_Activity:_
Could each record be written out again exactly as it stands?
+++++
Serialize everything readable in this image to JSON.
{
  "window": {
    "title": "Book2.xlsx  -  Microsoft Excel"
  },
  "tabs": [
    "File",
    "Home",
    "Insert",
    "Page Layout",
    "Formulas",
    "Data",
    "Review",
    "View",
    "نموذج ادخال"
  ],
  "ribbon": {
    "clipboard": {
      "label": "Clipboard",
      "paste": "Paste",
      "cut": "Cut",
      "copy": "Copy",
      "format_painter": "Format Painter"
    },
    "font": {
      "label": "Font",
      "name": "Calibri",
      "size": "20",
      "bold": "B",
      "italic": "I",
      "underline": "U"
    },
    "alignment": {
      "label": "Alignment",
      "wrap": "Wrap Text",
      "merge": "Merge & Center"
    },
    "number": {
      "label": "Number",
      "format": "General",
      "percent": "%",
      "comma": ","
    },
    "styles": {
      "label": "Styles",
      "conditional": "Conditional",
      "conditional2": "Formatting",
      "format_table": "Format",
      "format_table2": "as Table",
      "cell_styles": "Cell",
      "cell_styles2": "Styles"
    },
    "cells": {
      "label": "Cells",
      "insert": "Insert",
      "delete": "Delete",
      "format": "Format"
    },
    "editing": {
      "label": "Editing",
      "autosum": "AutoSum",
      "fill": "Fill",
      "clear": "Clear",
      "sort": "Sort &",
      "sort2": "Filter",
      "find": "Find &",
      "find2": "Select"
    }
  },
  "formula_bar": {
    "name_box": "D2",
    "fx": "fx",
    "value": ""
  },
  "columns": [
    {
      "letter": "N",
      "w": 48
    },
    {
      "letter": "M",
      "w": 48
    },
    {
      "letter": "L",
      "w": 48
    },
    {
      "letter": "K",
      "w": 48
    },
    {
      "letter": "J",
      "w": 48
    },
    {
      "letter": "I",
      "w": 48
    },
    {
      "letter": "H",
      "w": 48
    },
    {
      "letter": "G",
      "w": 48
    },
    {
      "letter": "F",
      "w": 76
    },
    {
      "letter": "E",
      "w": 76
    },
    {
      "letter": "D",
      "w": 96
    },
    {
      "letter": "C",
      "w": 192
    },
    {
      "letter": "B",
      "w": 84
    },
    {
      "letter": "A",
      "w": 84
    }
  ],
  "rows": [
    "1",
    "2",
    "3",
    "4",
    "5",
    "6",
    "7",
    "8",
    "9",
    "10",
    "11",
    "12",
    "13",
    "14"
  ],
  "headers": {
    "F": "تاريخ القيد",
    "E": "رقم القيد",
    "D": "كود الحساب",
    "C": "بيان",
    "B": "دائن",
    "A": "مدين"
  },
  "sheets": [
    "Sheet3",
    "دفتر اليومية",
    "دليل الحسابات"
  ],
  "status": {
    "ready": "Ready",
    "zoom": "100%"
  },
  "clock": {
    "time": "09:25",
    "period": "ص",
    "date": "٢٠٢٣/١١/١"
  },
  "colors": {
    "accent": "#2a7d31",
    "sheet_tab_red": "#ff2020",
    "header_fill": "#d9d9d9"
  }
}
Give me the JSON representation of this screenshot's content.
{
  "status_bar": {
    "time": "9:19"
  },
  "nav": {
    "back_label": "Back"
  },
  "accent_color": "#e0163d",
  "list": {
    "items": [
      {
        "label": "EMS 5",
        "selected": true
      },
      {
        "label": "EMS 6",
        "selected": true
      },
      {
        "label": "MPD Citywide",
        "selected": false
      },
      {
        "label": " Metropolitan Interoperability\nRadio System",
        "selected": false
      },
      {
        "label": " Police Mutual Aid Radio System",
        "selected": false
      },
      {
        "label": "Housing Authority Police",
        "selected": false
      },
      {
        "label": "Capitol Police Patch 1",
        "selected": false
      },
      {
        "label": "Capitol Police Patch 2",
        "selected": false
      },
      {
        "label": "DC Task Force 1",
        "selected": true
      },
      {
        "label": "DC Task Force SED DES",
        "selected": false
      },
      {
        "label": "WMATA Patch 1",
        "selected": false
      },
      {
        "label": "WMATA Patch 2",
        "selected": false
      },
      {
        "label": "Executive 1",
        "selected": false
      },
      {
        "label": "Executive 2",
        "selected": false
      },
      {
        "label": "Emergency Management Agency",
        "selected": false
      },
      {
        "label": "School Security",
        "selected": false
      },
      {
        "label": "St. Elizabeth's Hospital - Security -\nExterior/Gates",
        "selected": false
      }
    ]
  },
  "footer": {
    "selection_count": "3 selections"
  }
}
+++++
_Response to this exercise:_
Serialize everything readable in this image to JSON.
{
  "window": {
    "title": "Book2.xlsx  -  Microsoft Excel"
  },
  "tabs": [
    "File",
    "Home",
    "Insert",
    "Page Layout",
    "Formulas",
    "Data",
    "Review",
    "View",
    "نموذج ادخال"
  ],
  "ribbon": {
    "clipboard": {
      "label": "Clipboard",
      "paste": "Paste",
      "cut": "Cut",
      "copy": "Copy",
      "format_painter": "Format Painter"
    },
    "font": {
      "label": "Font",
      "name": "Calibri",
      "size": "20",
      "bold": "B",
      "italic": "I",
      "underline": "U"
    },
    "alignment": {
      "label": "Alignment",
      "wrap": "Wrap Text",
      "merge": "Merge & Center"
    },
    "number": {
      "label": "Number",
      "format": "General",
      "percent": "%",
      "comma": ","
    },
    "styles": {
      "label": "Styles",
      "conditional": "Conditional",
      "conditional2": "Formatting",
      "format_table": "Format",
      "format_table2": "as Table",
      "cell_styles": "Cell",
      "cell_styles2": "Styles"
    },
    "cells": {
      "label": "Cells",
      "insert": "Insert",
      "delete": "Delete",
      "format": "Format"
    },
    "editing": {
      "label": "Editing",
      "autosum": "AutoSum",
      "fill": "Fill",
      "clear": "Clear",
      "sort": "Sort &",
      "sort2": "Filter",
      "find": "Find &",
      "find2": "Select"
    }
  },
  "formula_bar": {
    "name_box": "D2",
    "fx": "fx",
    "value": ""
  },
  "columns": [
    {
      "letter": "N",
      "w": 48
    },
    {
      "letter": "M",
      "w": 48
    },
    {
      "letter": "L",
      "w": 48
    },
    {
      "letter": "K",
      "w": 48
    },
    {
      "letter": "J",
      "w": 48
    },
    {
      "letter": "I",
      "w": 48
    },
    {
      "letter": "H",
      "w": 48
    },
    {
      "letter": "G",
      "w": 48
    },
    {
      "letter": "F",
      "w": 76
    },
    {
      "letter": "E",
      "w": 76
    },
    {
      "letter": "D",
      "w": 96
    },
    {
      "letter": "C",
      "w": 192
    },
    {
      "letter": "B",
      "w": 84
    },
    {
      "letter": "A",
      "w": 84
    }
  ],
  "rows": [
    "1",
    "2",
    "3",
    "4",
    "5",
    "6",
    "7",
    "8",
    "9",
    "10",
    "11",
    "12",
    "13",
    "14"
  ],
  "headers": {
    "F": "تاريخ القيد",
    "E": "رقم القيد",
    "D": "كود الحساب",
    "C": "بيان",
    "B": "دائن",
    "A": "مدين"
  },
  "sheets": [
    "Sheet3",
    "دفتر اليومية",
    "دليل الحسابات"
  ],
  "status": {
    "ready": "Ready",
    "zoom": "100%"
  },
  "clock": {
    "time": "09:25",
    "period": "ص",
    "date": "٢٠٢٣/١١/١"
  },
  "colors": {
    "accent": "#2a7d31",
    "sheet_tab_red": "#ff2020",
    "header_fill": "#d9d9d9"
  }
}
Give me the JSON representation of this screenshot's content.
{
  "status_bar": {
    "time": "9:19"
  },
  "nav": {
    "back_label": "Back"
  },
  "accent_color": "#e0163d",
  "list": {
    "items": [
      {
        "label": "EMS 5",
        "selected": true
      },
      {
        "label": "EMS 6",
        "selected": true
      },
      {
        "label": "MPD Citywide",
        "selected": false
      },
      {
        "label": " Metropolitan Interoperability\nRadio System",
        "selected": false
      },
      {
        "label": " Police Mutual Aid Radio System",
        "selected": false
      },
      {
        "label": "Housing Authority Police",
        "selected": false
      },
      {
        "label": "Capitol Police Patch 1",
        "selected": false
      },
      {
        "label": "Capitol Police Patch 2",
        "selected": false
      },
      {
        "label": "DC Task Force 1",
        "selected": true
      },
      {
        "label": "DC Task Force SED DES",
        "selected": false
      },
      {
        "label": "WMATA Patch 1",
        "selected": false
      },
      {
        "label": "WMATA Patch 2",
        "selected": false
      },
      {
        "label": "Executive 1",
        "selected": false
      },
      {
        "label": "Executive 2",
        "selected": false
      },
      {
        "label": "Emergency Management Agency",
        "selected": false
      },
      {
        "label": "School Security",
        "selected": false
      },
      {
        "label": "St. Elizabeth's Hospital - Security -\nExterior/Gates",
        "selected": false
      }
    ]
  },
  "footer": {
    "selection_count": "3 selections"
  }
}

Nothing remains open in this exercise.